After round one, Taija had a comfortable 4 stroke lead over the rest of the field, and it looked like only Marie-Louise Eriksson (DE) and UK-based Ala Bagnucka (PL) were going to battle it out who would take the other podium spots. In round two though, Ala, who reportedly doesn’t have her own discs yet, playing with borrowed discs, caused a massive shakeup by being the only player to remain close to par; her +6 against +12’s and worse for the others.
This all promised for a very exciting third and final round, with Ala and Taija being only three strokes apart, and Marie-Louise being on Taija’s tail. Marie-Louise had trouble following the pace of the other two, which had her comfortably cruising towards a third place finish. Between Taija and Ala however, the battle was fierce. Very slowly, Taija was chipping away at Ala’s 3 stroke lead, and from the 10th hole onward, the gap was either one stroke in Ala’s advantage, or a tie. They finished tied after three rounds, and after a 1-hole sudden death, where Ala’s drive landed where she had planned, and Taija’s kicking off a tree; it was all but done. Ala maintained her cool made the putt and with Taija failing to, it was Ala who, as a great way to celebrate her birthday, picked up her first career win. A EuroTour win.
This event offered another non-EuroTour division, MA2. Apart from two non-locals, this division was exclusively made up of British players; who felt more at ease in MA2 than in MA1. In the end, it was Canadian Jesse Tomalty who took an early lead, and didn’t let go. At the end of it all, he had gathered an 8 stroke advantage over Myles Jackson (GB), who stayed just ahead of tied Shaun Hilton (GB) and Chris Smith (GB).

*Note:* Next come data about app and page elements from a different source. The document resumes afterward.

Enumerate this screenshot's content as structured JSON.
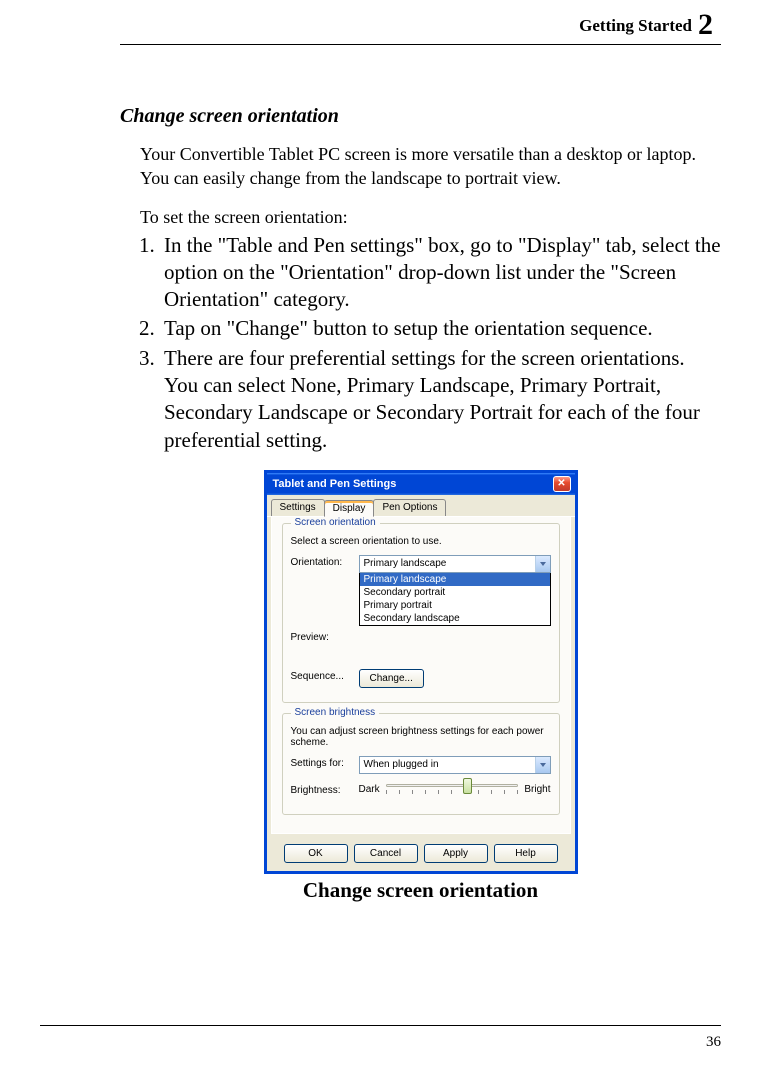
{
  "header": {
    "section_label": "Getting Started",
    "chapter_number": "2"
  },
  "heading": "Change screen orientation",
  "intro_para": "Your Convertible Tablet PC screen is more versatile than a desktop or laptop.    You can easily change from the landscape to portrait view.",
  "lead_in": "To set the screen orientation:",
  "steps": [
    "In the \"Table and Pen settings\" box, go to \"Display\" tab, select the option on the \"Orientation\" drop-down list under the \"Screen Orientation\" category.",
    "Tap on \"Change\" button to setup the orientation sequence.",
    "There are four preferential settings for the screen orientations. You can select None, Primary Landscape, Primary Portrait, Secondary Landscape or Secondary Portrait for each of the four preferential setting."
  ],
  "dialog": {
    "title": "Tablet and Pen Settings",
    "tabs": [
      "Settings",
      "Display",
      "Pen Options"
    ],
    "active_tab": 1,
    "group_orientation": {
      "legend": "Screen orientation",
      "desc": "Select a screen orientation to use.",
      "orientation_label": "Orientation:",
      "orientation_value": "Primary landscape",
      "options": [
        "Primary landscape",
        "Secondary portrait",
        "Primary portrait",
        "Secondary landscape"
      ],
      "preview_label": "Preview:",
      "sequence_label": "Sequence...",
      "change_btn": "Change..."
    },
    "group_brightness": {
      "legend": "Screen brightness",
      "desc": "You can adjust screen brightness settings for each power scheme.",
      "settings_for_label": "Settings for:",
      "settings_for_value": "When plugged in",
      "brightness_label": "Brightness:",
      "dark_label": "Dark",
      "bright_label": "Bright"
    },
    "buttons": {
      "ok": "OK",
      "cancel": "Cancel",
      "apply": "Apply",
      "help": "Help"
    }
  },
  "figure_caption": "Change screen orientation",
  "page_number": "36"
}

Next stop for yours truly is this weekend’s RE/MAX Open, this season’s EuroProTour opener in Vierumäki, Finland.